CC: More specifically, mind reading has become very popular again in recent years – the Derren Brown effect presumably. How do you feel being compared to Derren?
DS: Hugely flattered, but it’s not really a very realistic comparison is it? Derren is the pre-eminent performer in the broad genre I work in, and has been for a decade. What I’m proud of is that I’ve worked very hard to take my act in a very different direction to Derren.
CC: How do you go about creating your show, do the tricks and routines require a lot of planning to conceive and develop?
DS: I generally start with “what would I like to do?” and then work backwards to figure out a way to do it! A case in point would be that, in addition to the show this year, I am sealing a prediction for which three countries will win the most medals (and how many each) at the Olympics into a box in front of the media and hanging it in the Gilded Balloon from the start of the Fringe until after the Olympic closing ceremony, where it’ll opened live in the BBC Potterrow tent.
This started as a “wouldn’t it be cool to predict the Olympics” thing last August.
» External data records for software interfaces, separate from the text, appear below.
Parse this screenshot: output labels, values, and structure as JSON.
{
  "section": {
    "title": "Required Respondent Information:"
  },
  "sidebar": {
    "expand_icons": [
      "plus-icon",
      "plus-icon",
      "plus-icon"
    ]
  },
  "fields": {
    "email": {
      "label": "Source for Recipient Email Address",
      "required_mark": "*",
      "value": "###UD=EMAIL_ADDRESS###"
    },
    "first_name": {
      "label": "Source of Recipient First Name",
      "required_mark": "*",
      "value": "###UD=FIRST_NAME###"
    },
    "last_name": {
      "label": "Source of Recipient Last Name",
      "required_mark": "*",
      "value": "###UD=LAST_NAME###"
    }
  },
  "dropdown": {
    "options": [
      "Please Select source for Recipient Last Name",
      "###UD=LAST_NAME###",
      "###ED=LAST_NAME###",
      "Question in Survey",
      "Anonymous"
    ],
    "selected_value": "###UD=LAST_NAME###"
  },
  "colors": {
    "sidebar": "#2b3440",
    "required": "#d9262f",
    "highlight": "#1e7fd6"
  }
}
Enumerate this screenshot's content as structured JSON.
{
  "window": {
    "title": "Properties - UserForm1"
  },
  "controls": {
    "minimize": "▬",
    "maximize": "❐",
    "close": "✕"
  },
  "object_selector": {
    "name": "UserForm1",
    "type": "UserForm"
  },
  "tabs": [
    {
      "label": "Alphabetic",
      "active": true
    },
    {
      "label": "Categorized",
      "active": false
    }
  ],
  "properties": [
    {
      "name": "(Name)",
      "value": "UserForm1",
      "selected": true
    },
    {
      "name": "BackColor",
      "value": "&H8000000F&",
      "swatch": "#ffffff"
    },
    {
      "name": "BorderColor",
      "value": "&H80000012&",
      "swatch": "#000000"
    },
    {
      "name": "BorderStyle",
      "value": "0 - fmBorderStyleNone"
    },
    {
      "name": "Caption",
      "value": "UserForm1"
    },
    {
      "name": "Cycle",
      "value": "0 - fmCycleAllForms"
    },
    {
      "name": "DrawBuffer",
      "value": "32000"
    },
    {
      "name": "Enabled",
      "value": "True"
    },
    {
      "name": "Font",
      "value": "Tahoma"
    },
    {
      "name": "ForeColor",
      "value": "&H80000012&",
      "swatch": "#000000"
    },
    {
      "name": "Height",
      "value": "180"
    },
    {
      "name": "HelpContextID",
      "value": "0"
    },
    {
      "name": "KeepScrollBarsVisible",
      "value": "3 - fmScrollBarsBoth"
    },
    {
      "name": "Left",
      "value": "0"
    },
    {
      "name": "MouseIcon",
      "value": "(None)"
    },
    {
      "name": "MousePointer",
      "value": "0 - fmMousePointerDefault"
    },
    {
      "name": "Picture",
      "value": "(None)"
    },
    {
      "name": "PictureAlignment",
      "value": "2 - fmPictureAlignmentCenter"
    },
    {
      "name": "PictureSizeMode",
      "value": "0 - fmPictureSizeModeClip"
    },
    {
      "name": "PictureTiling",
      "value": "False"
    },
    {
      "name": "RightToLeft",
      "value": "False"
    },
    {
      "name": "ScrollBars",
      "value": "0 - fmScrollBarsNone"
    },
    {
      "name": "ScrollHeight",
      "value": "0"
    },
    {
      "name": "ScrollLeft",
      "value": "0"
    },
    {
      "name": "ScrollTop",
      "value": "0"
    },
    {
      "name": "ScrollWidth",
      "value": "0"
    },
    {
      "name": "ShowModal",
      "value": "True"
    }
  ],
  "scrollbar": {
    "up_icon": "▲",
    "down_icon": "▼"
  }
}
It then took me three months to work out how to do, and that has led me into the world of measure-theoretic probability theory, convergence of random variables and distributed computing. I found a Ukrainian computer scientist who, although he refuses to be publicly identified, has helped me to create an incredibly complex algorithm into which, over the last four months, we have fed over 20,000 different pieces of data. And that is now currently running clandestinely on over 630,000 PCs, using downtime we’ve “borrowed”.
It’s so complex I won’t have the answers myself until about an hour before I seal them in the box. I hope it’s right!
CC: Do the tricks come first or the comedy?
DS: The entertainment. I have a rule in the show. Something amazing or funny must happen at least every 60 seconds or less. Expect a minimum of 60 laughs or gasps in the show.
CC: How does the new show compare to last year?
DS: This year’s show is the show I would have liked last year’s show to be, if I’d had the budget, the space and the equipment. If I was a band, last year was the demo I made in my bedroom, this is the first studio album. The really popular bits of last year are still there (although everything has been given a makeover), and there are some incredible new things. Plus there’s video, interactive screens and a live cameraman. Oh and a brand new give away trick.
CC: I know you said you don’t feel part of the ‘magic scene’ at the Fringe, but are there any other magic or mind reading acts you particularly rate?
DS: I think Barry & Stuart, Piff The Magic Dragon and Pete Firman are probably the three best comedy magic acts in the country. Wonderful, wonderful acts.
CC: You tweet quite prolifically about your Edinburgh experience … the planning, the worries, how things are going. Does your audience follow this and, if so, does it change your relationship with audience members at the show?
DS: I really hope so. I think this is a point of difference between my show and many magic shows. My show is all about sharing with the audience, rather than simply “how great I am”. I’ve always really liked that ‘breaking down the barriers’ ethic that The Libertines had. I guess I’m trying to do that. But without the burglary and self destruction.
CC: What is planned post Edinburgh this year?
DS: Immediately after Edinburgh I am playing two nights at The Freedom Festival in Hull, I’m planning yet another tour, and I’ll start working in earnest on 2013′s Edinburgh show. I’ve already got the title and concept. It’ll be picking up where this year’s show leaves off. It’s called: ‘I Can Make You A Mentalist’. I’m excited!
Doug Segal performed ‘How to Read Minds And Influence People’ at Gilded Balloon Teviot at Fringe 2012.
Photo: Giada Garofalo